Increased GST needed to support rising expenditures
Media: The Straits Times
Increased GST needed to support rising expenditures (15 Jul, Forum, Pg B8)
We thank Mr Marcus Aw Chen Feng for his views on Singapore's tax system (Drawbacks to raising GST, July 8).
The increase in the goods and services tax (GST) rate some time from 2021 to 2025 will help to support rising expenditures to care for an ageing population, to invest in early childhood education, and to keep Singapore safe from rising security threats like terrorism. The GST collected will support public spending that benefits Singaporeans, in the form of social support and security spending so that we can better care for, develop and protect our people.
To address the impact of GST, in particular on lower-income households, we will continue to fully absorb GST on subsidised education and subsidised healthcare. We will continue with and enhance the current GST Voucher scheme when the GST is raised, to defray costs for lower-income households and seniors.

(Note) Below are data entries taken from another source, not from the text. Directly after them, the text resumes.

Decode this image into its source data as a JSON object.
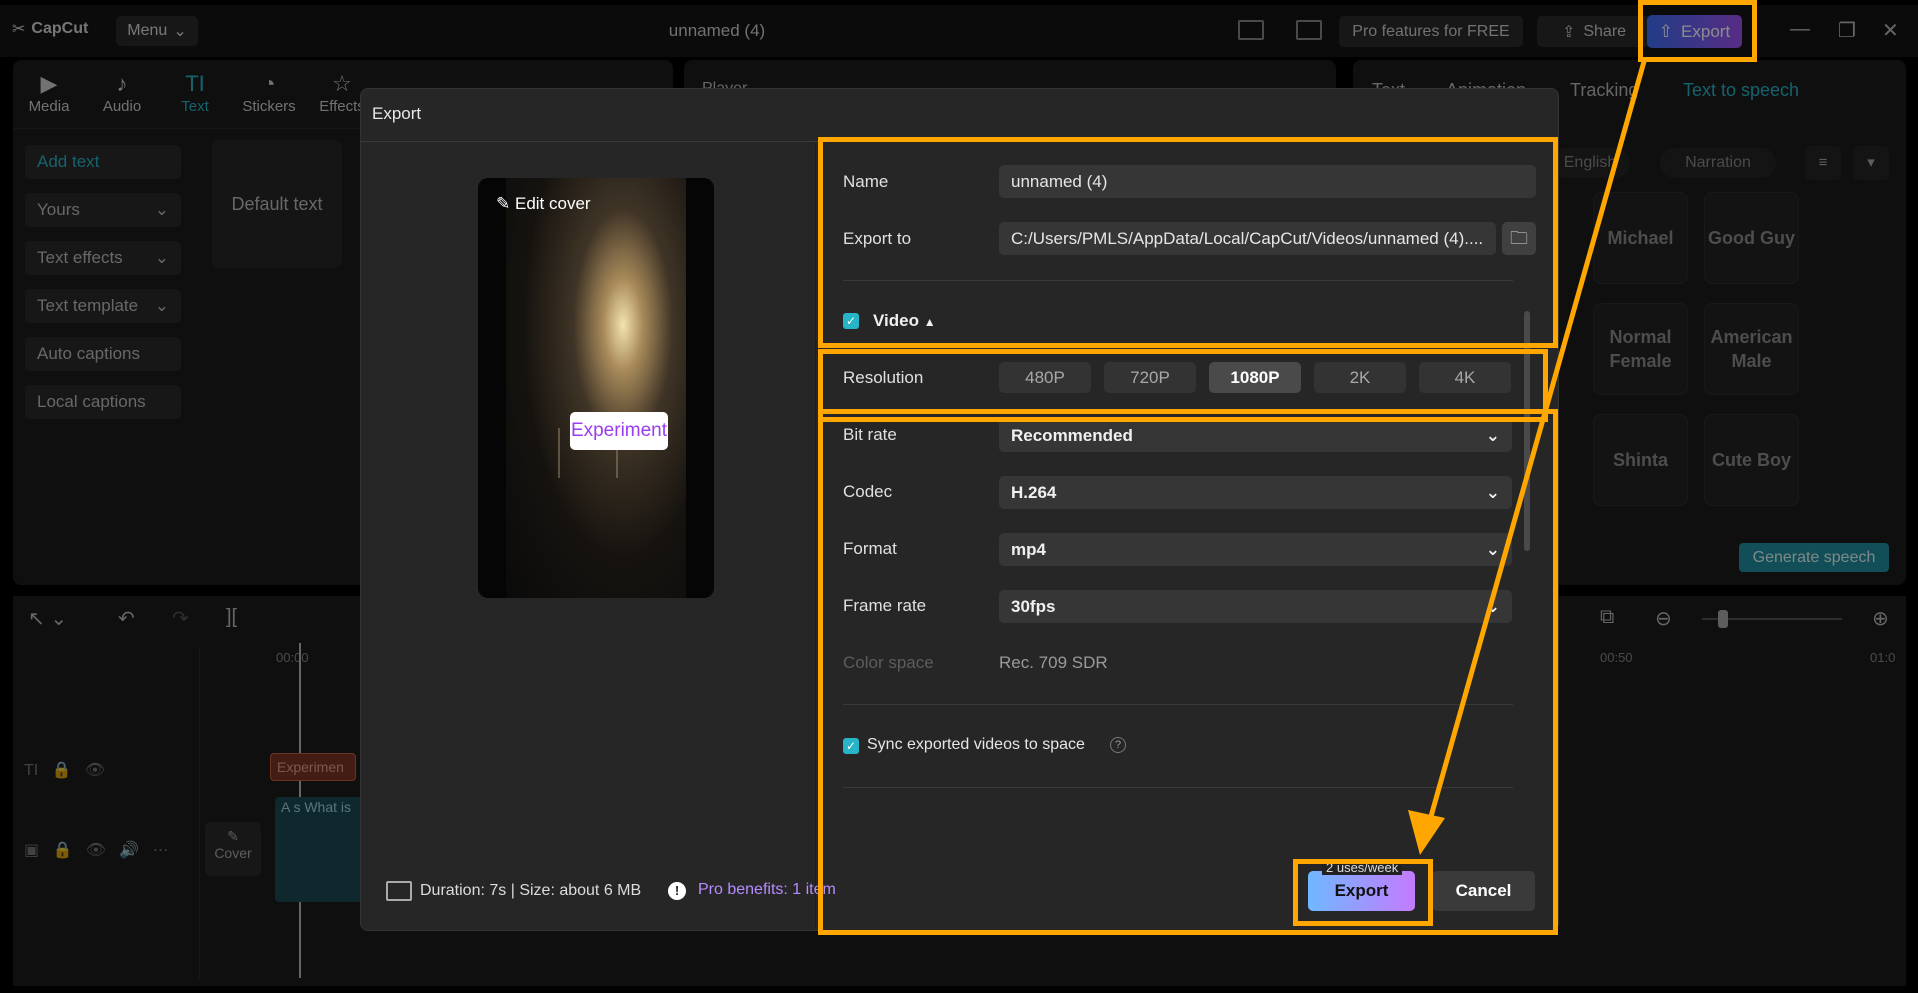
{
  "app": {
    "logo": "CapCut",
    "menu_label": "Menu",
    "title": "unnamed (4)"
  },
  "topbar": {
    "pro_label": "Pro features for FREE",
    "share_label": "Share",
    "export_label": "Export"
  },
  "toolbar": {
    "items": [
      "Media",
      "Audio",
      "Text",
      "Stickers",
      "Effects"
    ]
  },
  "sidebar": {
    "items": [
      "Add text",
      "Yours",
      "Text effects",
      "Text template",
      "Auto captions",
      "Local captions"
    ]
  },
  "text_panel": {
    "default_text": "Default text"
  },
  "player": {
    "label": "Player"
  },
  "right_panel": {
    "tabs": [
      "Text",
      "Animation",
      "Tracking",
      "Text to speech"
    ],
    "filters": [
      "English",
      "Narration"
    ],
    "voices": [
      "Michael",
      "Good Guy",
      "Normal Female",
      "American Male",
      "Shinta",
      "Cute Boy"
    ],
    "generate_label": "Generate speech"
  },
  "timeline": {
    "time_start": "00:00",
    "time_50": "00:50",
    "time_end": "01:0",
    "text_clip": "Experimen",
    "video_clip_text": "A s  What is",
    "cover_label": "Cover"
  },
  "dialog": {
    "title": "Export",
    "edit_cover": "Edit cover",
    "cover_caption": "Experiment",
    "name_label": "Name",
    "name_value": "unnamed (4)",
    "export_to_label": "Export to",
    "export_to_value": "C:/Users/PMLS/AppData/Local/CapCut/Videos/unnamed (4)....",
    "video_label": "Video",
    "resolution_label": "Resolution",
    "resolutions": [
      "480P",
      "720P",
      "1080P",
      "2K",
      "4K"
    ],
    "selected_resolution": "1080P",
    "bitrate_label": "Bit rate",
    "bitrate_value": "Recommended",
    "codec_label": "Codec",
    "codec_value": "H.264",
    "format_label": "Format",
    "format_value": "mp4",
    "framerate_label": "Frame rate",
    "framerate_value": "30fps",
    "colorspace_label": "Color space",
    "colorspace_value": "Rec. 709 SDR",
    "sync_label": "Sync exported videos to space",
    "duration_text": "Duration: 7s | Size: about 6 MB",
    "pro_benefits": "Pro benefits: 1 item",
    "uses_badge": "2 uses/week",
    "export_label": "Export",
    "cancel_label": "Cancel"
  },
  "colors": {
    "accent": "#27b4c8",
    "highlight": "#ffa600",
    "export_gradient_start": "#6fb8ff",
    "export_gradient_end": "#c47bff"
  }
}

We are focused on ensuring that Singapore's overall system of taxes and transfers, comprising subsidies and grants from the Government, remains equitable. Lower-income households receive more transfers from the Government than all the taxes they pay, while the better-off pay more taxes than the transfers they receive. Concurrently, we have been actively tapping progressive taxes, as suggested by Mr Aw.
We announced the increase in personal income tax rates for higher-income earners in 2015, and increased buyer's stamp duties for higher-value residential properties last year.
Mr Aw noted that high tax rates may adversely affect economic growth and investments. Like value-added taxes and goods and services taxes in most countries, GST is applied on domestic consumption. We allow businesses to claim GST incurred on their purchases. As such, GST does not discourage savings, work and investments. Our system of taxes and transfers strikes a balance to help Singapore maintain its competitiveness globally, and we will continue to review and refine it.
Lim Yuin Chien
Director, Corporate Communications
Ministry of Finance